Congenital sucrase-isomaltase deficiency (CSID) is an inherited metabolic disorder where you are unable to digest certain high sugar foods. When an infant is weaned, they start to consume fruits, fruit juices and other high sugar containing foods as part of their diet. In our body we have substances which can break down these sugars, so they can be absorbed and used for energy, these substances that break down these sugars are called enzymes. The instructions to make these enzymes are inherited from your parents. However, a person with CSID can either be born low levels of the enzymes or lack the enzymes to break down these sugars.
How common is it?
Congenital sucrose-isomaltase deficiency is estimated to affect 1 in every 5000 people within Europe. This disorder tends to be more prevalent within areas of Greenland, Alaska and Canada, it is estimated to affect every 1 in 20 people. CSID affects males and females equally.
What are the signs and symptoms?
Symptoms of CSID commonly occur once you have first ingested a high sugar product such as fruit or grains. Common signs and symptoms associated with this disease are:
- Watery diarrhoea
- Abdominal pain
- Symptoms similar to reflux
- Poor mineral and nutrient absorption
Secondary symptoms associated with this metabolic disorder is dehydration and skin irritations
Children with this disorder may also develop malnutrition and fail to grow and develop at the expected rate as a result of the symptoms. Symptoms and tolerance levels often improve with age. However, some individuals may not present with symptoms until puberty.
How is it diagnosed?
Congenital sucrase-isomaltase deficiency is diagnosed by taking a sample (biopsy) from your small intestine (where sugars are broken down and absorbed) to perform a test called a disaccharidase assay. This test is used to check the amount of the sugars you have absorbed by the small intestine. Another test which is used in diagnosing this metabolic disorder are sucrose breath tests. Genetic testing may sometimes be used as an alternative to diagnose or confirm CSID.
Diagnosis of this metabolic disorder can be complex; this is due to many of the symptoms being likened to other conditions such as irritable bowel syndrome and chronic diarrhoea.
Can it be treated?

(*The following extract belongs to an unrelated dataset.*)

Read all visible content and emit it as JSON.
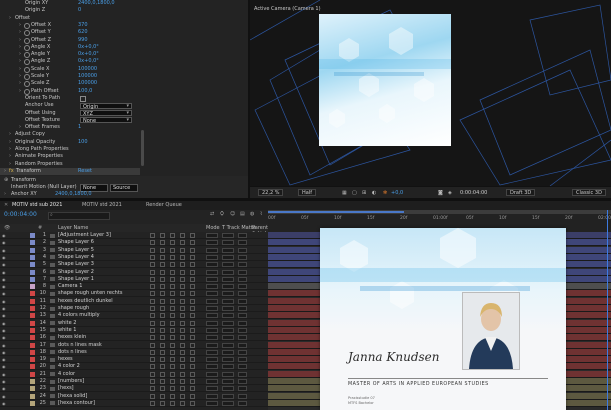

Treatment needs to consistent with the advice of a specialist consultant and a specialised dietitian. This disorder is generally managed through a sucrose-restricted diet with careful management to ensure that you are acquiring enough nutrients. For children starch may also need to be limited in the diet. The diet and tolerance to foods is likely to change or improve with age therefore it is important to address dietary changes with your dietitian. Some individuals may benefit from an enzyme replacement therapy called Invertase (similar to the US version called Sacrodsidase, also known as Sucraid). This oral solution has been proven to be effective in improving nutritional status and reliving symptoms of CSID.
Do my family need to be tested?
CSID can only be passed on to a child if both parents have a copy of the faulty gene. This is called autosomal recessive inheritance. A person who has a copy of the faulty gene is known as a carrier. If both parents are carriers, their child has a one in four chance of inheriting the disorder, and a one in two chance of being a carrier. This is the same for each child the parents have.
If the child only inherits one copy of the faulty gene, they will be a carrier but will not have the disorder. In some rare cases, carriers have had mild symptoms of the disorder for which they carry the faulty gene.
Once you are diagnosed, you can speak to a genetic counsellor. They can explain how you may have inherited CSID. They can also tell you about They can provide advice and support if you go on to have children of your own.